Album of Week 52 (and the year)

To close out this year's week-by-week album selections, as I mentioned in a previous post, I have decided to name the album that influenced me the most this year, regardless of release date. And boy have there been many. Runners up would be Bonnie "Prince" Billy's The Letting Go, Neil Young's Tonight's the Night, Josh Ritter's Hello Starling, Son Volt's Okemah and the Melody of Riot and Jason Isbell's Sirens of the Ditch, along with some Everly Brothers and many more.

But in the year 2008 there was one record and ultimately one artist who changed my listening habits. This is an artist I've always liked, but never fully explored. His music this year dug deep in many ways. His songs bring me back to my childhood. His words make me hopeful and for lack of a better word, happy. His voice seems beyond the delivery of any normal person's vocal chords. His songs have range in sound, emotion and meaning, yet they are as simple and tender as anything I've ever heard.

Like many of the greats, he died far too young and the facts around his death in a shoddy Los Angeles motel remain unclear. But with only 33 years behind him, Sam Cooke's music is as relevant today as it was at any time. His songs are not just timeless, but almost always timely. And there are just so many of them: "Chain Gang", "You Send Me", "A Change Is Gonna Come", "Just For You", "Cupid", "Bring It On Home To Me", "Meet Me at Mary's Place", "Nothing Can Change This Love", "Another Saturday Night", "Jesus Gave Me Water", "Having a Party" and "Tennessee Waltz", to name just a few. The number of truly great songs in such a short life is remarkable.
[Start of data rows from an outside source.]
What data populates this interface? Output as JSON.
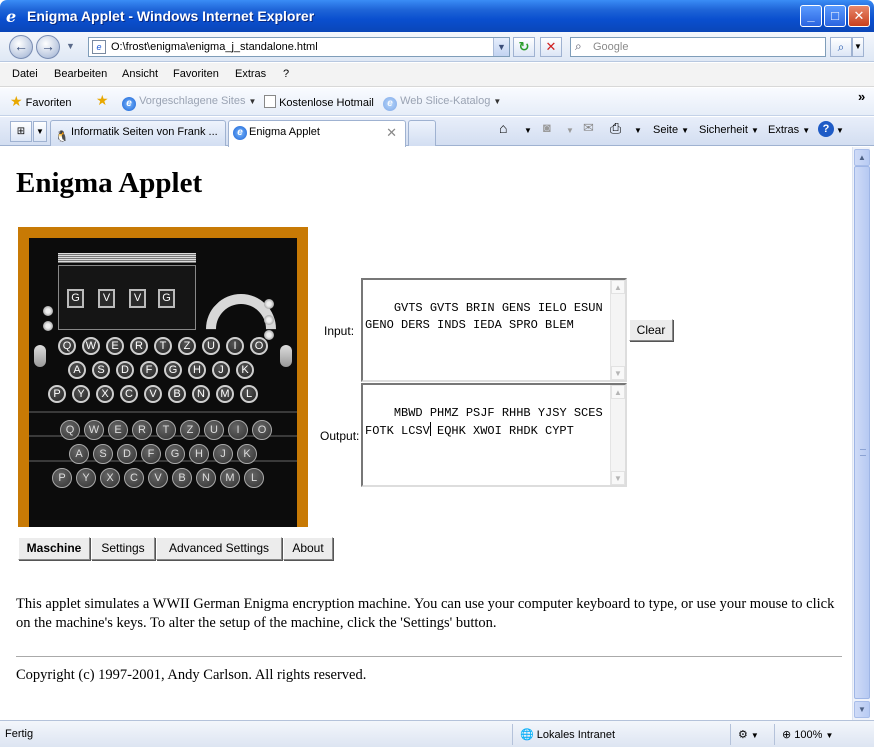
{
  "window": {
    "title": "Enigma Applet - Windows Internet Explorer"
  },
  "address": {
    "url": "O:\\frost\\enigma\\enigma_j_standalone.html",
    "search_placeholder": "Google"
  },
  "menu": [
    "Datei",
    "Bearbeiten",
    "Ansicht",
    "Favoriten",
    "Extras",
    "?"
  ],
  "favorites": {
    "label": "Favoriten",
    "suggested": "Vorgeschlagene Sites",
    "hotmail": "Kostenlose Hotmail",
    "webslice": "Web Slice-Katalog"
  },
  "tabs": [
    {
      "label": "Informatik Seiten von Frank ..."
    },
    {
      "label": "Enigma Applet"
    }
  ],
  "commandbar": {
    "page": "Seite",
    "security": "Sicherheit",
    "extras": "Extras"
  },
  "page": {
    "heading": "Enigma Applet",
    "rotors": [
      "G",
      "V",
      "V",
      "G"
    ],
    "key_rows": [
      [
        "Q",
        "W",
        "E",
        "R",
        "T",
        "Z",
        "U",
        "I",
        "O"
      ],
      [
        "A",
        "S",
        "D",
        "F",
        "G",
        "H",
        "J",
        "K"
      ],
      [
        "P",
        "Y",
        "X",
        "C",
        "V",
        "B",
        "N",
        "M",
        "L"
      ]
    ],
    "lamp_rows": [
      [
        "Q",
        "W",
        "E",
        "R",
        "T",
        "Z",
        "U",
        "I",
        "O"
      ],
      [
        "A",
        "S",
        "D",
        "F",
        "G",
        "H",
        "J",
        "K"
      ],
      [
        "P",
        "Y",
        "X",
        "C",
        "V",
        "B",
        "N",
        "M",
        "L"
      ]
    ],
    "bottom_tabs": [
      "Maschine",
      "Settings",
      "Advanced Settings",
      "About"
    ],
    "input_label": "Input:",
    "input_text": "GVTS GVTS BRIN GENS IELO ESUN\nGENO DERS INDS IEDA SPRO BLEM",
    "output_label": "Output:",
    "output_text_line1": "MBWD PHMZ PSJF RHHB YJSY SCES",
    "output_text_line2a": "FOTK LCSV",
    "output_text_line2b": " EQHK XWOI RHDK CYPT",
    "clear_label": "Clear",
    "description": "This applet simulates a WWII German Enigma encryption machine. You can use your computer keyboard to type, or use your mouse to click on the machine's keys. To alter the setup of the machine, click the 'Settings' button.",
    "copyright": "Copyright (c) 1997-2001, Andy Carlson. All rights reserved."
  },
  "status": {
    "text": "Fertig",
    "zone": "Lokales Intranet",
    "zoom": "100%"
  }
}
Sam Cooks is arguably the greatest singer to have ever lived. To my ears, there's very little argument here. Add to that the pure, steady and heartfelt songs that he wrote, and you have one of the most important musicians to have ever lived. And in 2008, the following record impacted me more than any other:

Sam Cooke : Portrait of a Legend 1951 - 1964
Abkco, 2003